I went down to the specimen refrigerator, where the body was awaiting transport to the morgue, and retrieved her baby’s cold, refrigerated body. I unwrapped it from the plastic bag that contained it, and redressed it in baby boy clothes and a handmade blanket. I placed Jack-Jack’s body in a bassinet and brought it back to her. We both cried.
What I did was probably against the rules. I don’t really know. And it certainly wasn’t in my job description. Any nurse would have assessed her incision and given her pain medication, but not every nurse would have given her the emotional support she needed that night.

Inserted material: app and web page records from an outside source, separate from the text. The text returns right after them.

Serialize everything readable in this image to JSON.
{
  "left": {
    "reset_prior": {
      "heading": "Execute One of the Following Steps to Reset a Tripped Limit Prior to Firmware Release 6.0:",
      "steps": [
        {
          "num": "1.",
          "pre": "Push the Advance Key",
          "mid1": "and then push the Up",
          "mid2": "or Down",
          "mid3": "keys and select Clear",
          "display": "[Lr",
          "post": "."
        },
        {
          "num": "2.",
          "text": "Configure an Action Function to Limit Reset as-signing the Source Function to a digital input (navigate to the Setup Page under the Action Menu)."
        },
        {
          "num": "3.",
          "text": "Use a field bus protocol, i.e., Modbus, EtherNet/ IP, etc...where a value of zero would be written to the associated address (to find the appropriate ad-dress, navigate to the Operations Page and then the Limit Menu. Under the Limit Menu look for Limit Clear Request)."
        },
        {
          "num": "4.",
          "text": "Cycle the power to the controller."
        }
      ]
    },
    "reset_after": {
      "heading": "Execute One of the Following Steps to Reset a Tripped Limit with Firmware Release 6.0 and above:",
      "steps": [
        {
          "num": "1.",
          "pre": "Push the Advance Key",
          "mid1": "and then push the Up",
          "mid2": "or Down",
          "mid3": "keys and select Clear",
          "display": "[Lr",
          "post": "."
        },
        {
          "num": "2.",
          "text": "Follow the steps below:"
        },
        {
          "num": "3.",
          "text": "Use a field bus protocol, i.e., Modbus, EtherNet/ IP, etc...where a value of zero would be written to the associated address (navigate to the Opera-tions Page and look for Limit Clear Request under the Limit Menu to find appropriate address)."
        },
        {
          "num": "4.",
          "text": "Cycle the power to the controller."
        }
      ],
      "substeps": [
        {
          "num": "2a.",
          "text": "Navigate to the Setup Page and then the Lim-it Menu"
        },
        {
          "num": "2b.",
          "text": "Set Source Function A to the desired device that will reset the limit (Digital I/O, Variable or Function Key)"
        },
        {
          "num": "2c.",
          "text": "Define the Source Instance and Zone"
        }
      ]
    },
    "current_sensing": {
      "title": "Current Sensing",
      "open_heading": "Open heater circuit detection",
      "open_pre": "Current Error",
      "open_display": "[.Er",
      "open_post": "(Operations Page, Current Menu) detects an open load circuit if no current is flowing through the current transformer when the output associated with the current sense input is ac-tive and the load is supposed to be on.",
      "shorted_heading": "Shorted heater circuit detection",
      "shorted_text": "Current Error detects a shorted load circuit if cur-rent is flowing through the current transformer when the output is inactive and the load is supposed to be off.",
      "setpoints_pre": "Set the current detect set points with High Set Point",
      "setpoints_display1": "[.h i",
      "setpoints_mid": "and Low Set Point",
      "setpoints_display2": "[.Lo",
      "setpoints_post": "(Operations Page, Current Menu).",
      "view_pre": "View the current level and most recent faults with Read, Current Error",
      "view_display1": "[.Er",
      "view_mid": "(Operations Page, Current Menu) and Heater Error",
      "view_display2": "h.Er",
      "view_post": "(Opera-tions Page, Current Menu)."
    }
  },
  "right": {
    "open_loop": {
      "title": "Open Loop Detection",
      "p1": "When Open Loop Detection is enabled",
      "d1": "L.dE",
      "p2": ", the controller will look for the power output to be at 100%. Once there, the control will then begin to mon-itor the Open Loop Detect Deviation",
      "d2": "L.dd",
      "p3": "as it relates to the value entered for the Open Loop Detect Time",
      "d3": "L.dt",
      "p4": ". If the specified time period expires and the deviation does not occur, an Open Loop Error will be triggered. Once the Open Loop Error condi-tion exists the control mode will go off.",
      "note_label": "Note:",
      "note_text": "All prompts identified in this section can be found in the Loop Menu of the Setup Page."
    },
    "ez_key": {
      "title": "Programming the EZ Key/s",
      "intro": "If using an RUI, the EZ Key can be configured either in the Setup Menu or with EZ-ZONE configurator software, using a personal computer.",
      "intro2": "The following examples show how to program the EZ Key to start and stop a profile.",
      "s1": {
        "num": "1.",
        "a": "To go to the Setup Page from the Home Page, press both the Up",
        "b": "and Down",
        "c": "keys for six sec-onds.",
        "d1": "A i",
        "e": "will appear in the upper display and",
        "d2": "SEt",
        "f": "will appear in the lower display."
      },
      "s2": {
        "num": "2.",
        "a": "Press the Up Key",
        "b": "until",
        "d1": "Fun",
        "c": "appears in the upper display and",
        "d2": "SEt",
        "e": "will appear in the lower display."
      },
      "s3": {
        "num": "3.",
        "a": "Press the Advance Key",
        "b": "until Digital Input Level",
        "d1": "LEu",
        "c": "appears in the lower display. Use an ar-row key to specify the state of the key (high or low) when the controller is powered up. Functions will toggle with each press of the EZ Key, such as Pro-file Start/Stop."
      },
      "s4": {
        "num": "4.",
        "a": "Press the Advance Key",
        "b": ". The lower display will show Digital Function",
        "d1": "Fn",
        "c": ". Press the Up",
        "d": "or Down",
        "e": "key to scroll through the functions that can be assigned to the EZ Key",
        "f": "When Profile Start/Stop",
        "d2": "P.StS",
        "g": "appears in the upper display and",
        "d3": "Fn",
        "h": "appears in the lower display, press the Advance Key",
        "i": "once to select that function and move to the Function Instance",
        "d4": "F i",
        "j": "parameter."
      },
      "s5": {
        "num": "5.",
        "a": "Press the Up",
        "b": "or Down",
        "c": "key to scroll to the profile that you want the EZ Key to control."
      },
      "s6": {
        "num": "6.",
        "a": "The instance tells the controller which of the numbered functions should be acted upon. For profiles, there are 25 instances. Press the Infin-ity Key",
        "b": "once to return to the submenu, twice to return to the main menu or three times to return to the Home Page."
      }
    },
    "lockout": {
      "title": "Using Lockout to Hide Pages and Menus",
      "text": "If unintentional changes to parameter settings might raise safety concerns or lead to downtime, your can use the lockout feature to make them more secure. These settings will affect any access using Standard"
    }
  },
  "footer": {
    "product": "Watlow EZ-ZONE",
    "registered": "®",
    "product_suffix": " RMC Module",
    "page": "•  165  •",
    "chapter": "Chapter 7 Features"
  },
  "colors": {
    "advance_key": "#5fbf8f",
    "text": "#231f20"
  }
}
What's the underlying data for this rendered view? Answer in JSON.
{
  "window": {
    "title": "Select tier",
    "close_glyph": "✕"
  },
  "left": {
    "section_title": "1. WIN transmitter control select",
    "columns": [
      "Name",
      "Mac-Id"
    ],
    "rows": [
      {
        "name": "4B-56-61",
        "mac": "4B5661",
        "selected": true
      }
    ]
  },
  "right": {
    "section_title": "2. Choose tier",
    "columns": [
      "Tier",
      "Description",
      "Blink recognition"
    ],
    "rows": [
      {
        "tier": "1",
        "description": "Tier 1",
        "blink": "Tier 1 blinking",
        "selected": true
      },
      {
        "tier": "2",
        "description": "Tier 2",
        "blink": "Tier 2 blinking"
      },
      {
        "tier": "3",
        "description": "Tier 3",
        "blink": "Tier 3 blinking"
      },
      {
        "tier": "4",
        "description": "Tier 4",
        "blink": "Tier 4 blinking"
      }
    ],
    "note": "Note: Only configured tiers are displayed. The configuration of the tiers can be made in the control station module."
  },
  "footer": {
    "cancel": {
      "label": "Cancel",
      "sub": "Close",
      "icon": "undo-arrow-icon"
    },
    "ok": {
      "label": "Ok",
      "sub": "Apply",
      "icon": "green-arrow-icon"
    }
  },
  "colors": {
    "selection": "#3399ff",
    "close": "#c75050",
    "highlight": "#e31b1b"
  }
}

Not because I’m a special nurse, but because I just happened to have the time that night, and we just happened to connect on a deeper level. We connected not just as patient and nurse that night, but as women, and as mothers.
She thanked me for the “girl talk”, as she called it. She thanked me for bringing her baby’s body back to her. She thanked me for helping her get through the first night without him. But most importantly, she thanked me for restoring her faith and trust in the medical profession. Despite all that, I’m sure she helped me more than I helped her.
I’m not the same lost, overachieving young nurse that I was twenty years ago. I have heard it said, as the healer heals others, she also heals herself. I don’t know about being a healer, but I’m certain that those patients whose lives I’ve touched the most profoundly have played the biggest part in my own soul healing. There are times when I’m so busy taking care of everyone else’s needs that I don’t take care of myself, but I’ve learned to cut myself some slack. Nursing is a hard job, and I’m sure I’m not the only nurse who has ever questioned my career choice. We are at times overworked, underappreciated, and stretched thin. There is something to be said for accepting and even appreciating the consequences of the choices you have made. That is what I want for my fellow nurses. Despite the challenges, I want you to see the potential you have for touching people’s lives, cut yourself some slack, break down the walls that you think are protecting you from being hurt, and be human. And I want you to love yourself for it.